Dr. Reid Meloy is a board-certified forensic psychologist (ABPP) and consults on criminal and civil cases throughout the U.S. and Europe. He is a former clinical professor of psychiatry at the University of California, San Diego, School of Medicine, and a faculty member of the San Diego Psychoanalytic Center. He is a fellow of the American Academy of Forensic Sciences and is past president of the American Academy of Forensic Psychology. He has received a number of awards and honors, including the first National Achievement Award in 1998 from the Association of Threat Assessment Professionals, the Manfred Guttmacher Award from the American Psychiatric Association in 2021, and the Distinguished Contribution to Forensic Psychology Award from the American Academy of Forensic Psychology in 2022. He was the Yochelson Visiting Scholar at Yale University in 2015, and Visiting Scholar at the Psychiatric University Hospital Zurich—originally the Burgholzli Clinic–in 2018. Dr. Meloy has authored or co-authored over two hundred fifty papers published in peer-reviewed psychiatric and psychological journals, and has authored, co-authored or edited thirteen books. He has been consulting, researching and writing about personality disorder, psychopathy, stalking, narcissism, criminality, mental disorder, and targeted violence for the past thirty years. His first book, The Psychopathic Mind (Aronson, 1988), was an integration of the biological and psychodynamic understanding of psychopathy.

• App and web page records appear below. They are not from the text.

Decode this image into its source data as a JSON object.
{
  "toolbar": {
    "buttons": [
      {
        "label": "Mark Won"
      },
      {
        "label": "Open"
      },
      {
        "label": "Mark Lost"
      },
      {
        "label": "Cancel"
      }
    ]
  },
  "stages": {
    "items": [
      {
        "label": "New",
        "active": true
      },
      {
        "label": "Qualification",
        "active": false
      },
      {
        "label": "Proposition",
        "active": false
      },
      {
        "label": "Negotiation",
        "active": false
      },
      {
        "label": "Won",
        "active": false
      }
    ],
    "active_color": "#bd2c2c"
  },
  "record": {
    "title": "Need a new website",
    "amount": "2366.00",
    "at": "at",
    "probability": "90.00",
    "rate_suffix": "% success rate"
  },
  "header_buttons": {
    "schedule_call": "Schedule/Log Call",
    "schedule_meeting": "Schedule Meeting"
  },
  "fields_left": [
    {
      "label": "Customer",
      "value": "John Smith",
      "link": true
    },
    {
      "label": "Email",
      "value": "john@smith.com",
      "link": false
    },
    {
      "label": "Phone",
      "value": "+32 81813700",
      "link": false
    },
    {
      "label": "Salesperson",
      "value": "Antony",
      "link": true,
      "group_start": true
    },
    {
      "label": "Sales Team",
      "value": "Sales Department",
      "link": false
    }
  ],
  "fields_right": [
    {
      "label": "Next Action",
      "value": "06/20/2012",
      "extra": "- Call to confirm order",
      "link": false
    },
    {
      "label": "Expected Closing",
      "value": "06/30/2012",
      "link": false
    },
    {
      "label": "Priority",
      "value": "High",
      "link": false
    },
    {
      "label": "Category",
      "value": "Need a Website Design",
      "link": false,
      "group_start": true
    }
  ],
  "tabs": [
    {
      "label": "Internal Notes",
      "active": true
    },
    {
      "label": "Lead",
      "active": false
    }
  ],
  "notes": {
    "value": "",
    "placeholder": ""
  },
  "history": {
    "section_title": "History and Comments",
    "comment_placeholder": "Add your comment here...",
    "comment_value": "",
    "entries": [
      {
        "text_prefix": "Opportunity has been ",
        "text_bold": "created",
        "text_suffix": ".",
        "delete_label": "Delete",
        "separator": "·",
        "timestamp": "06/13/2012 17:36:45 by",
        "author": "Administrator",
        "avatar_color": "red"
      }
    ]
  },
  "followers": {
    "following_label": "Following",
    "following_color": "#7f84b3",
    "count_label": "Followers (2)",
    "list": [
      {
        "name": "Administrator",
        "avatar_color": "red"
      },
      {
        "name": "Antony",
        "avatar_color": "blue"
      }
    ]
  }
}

His co-edited book with Drs. Hoffmann and Sheridan, Stalking, Threatening and Attacking Public Figures (Oxford University Press, 2008), led to a commissioned study for the National Academy of Sciences on threats toward public figures published in 2011 (www.nap.edu). The first edition of the International Handbook of Threat Assessment was published in 2014, and the second edition in 2021 (Oxford University Press). Dr. Stephen White and he created the WAVR-21 (www.wavr21.com), a widely utilized structured professional judgment instrument for targeted workplace and campus violence, now in its third edition. Dr. Meloy has been a consultant on criminal, counterintelligence, and counterterrorism cases for the Behavioral Analysis Unit, FBI, Quantico, for the past twenty-one years. His counterterrorism work began when he was retained as the consulting forensic psychologist by the U.S. Attorney General in the prosecution of the defendants McVeigh and Nichols in the Oklahoma City bombing cases. He is the originator and developer of the TRAP- 18 (Terrorist Radicalization Assessment Protocol; mhs.com), a validated risk assessment instrument used by counterterrorism professionals in North America, Europe and Australia. He was a member of the Fixated Research Group for the United Kingdom’s Home Office concerning threats to the Royal Family and British political figures, and is a consulting member of Work Trauma Services, Inc., headquartered in San Francisco, and Team Psychology and Security in Darmstadt, Germany. He was also a founding associate editor of the Journal of Threat Assessment and Management. Dr. Meloy is intermittently quoted in the New York Times, the Washington Post, the Wall Street Journal, the Los Angeles Times and NPR. He was a technical consultant to the television series CSI from its inception in 2000 until its final episode in 2015; and is the technical consultant to “Indivisible: Healing Hate,” a Paramount+ television series exploring the historical roots of the Jan. 6, 2021 insurrection.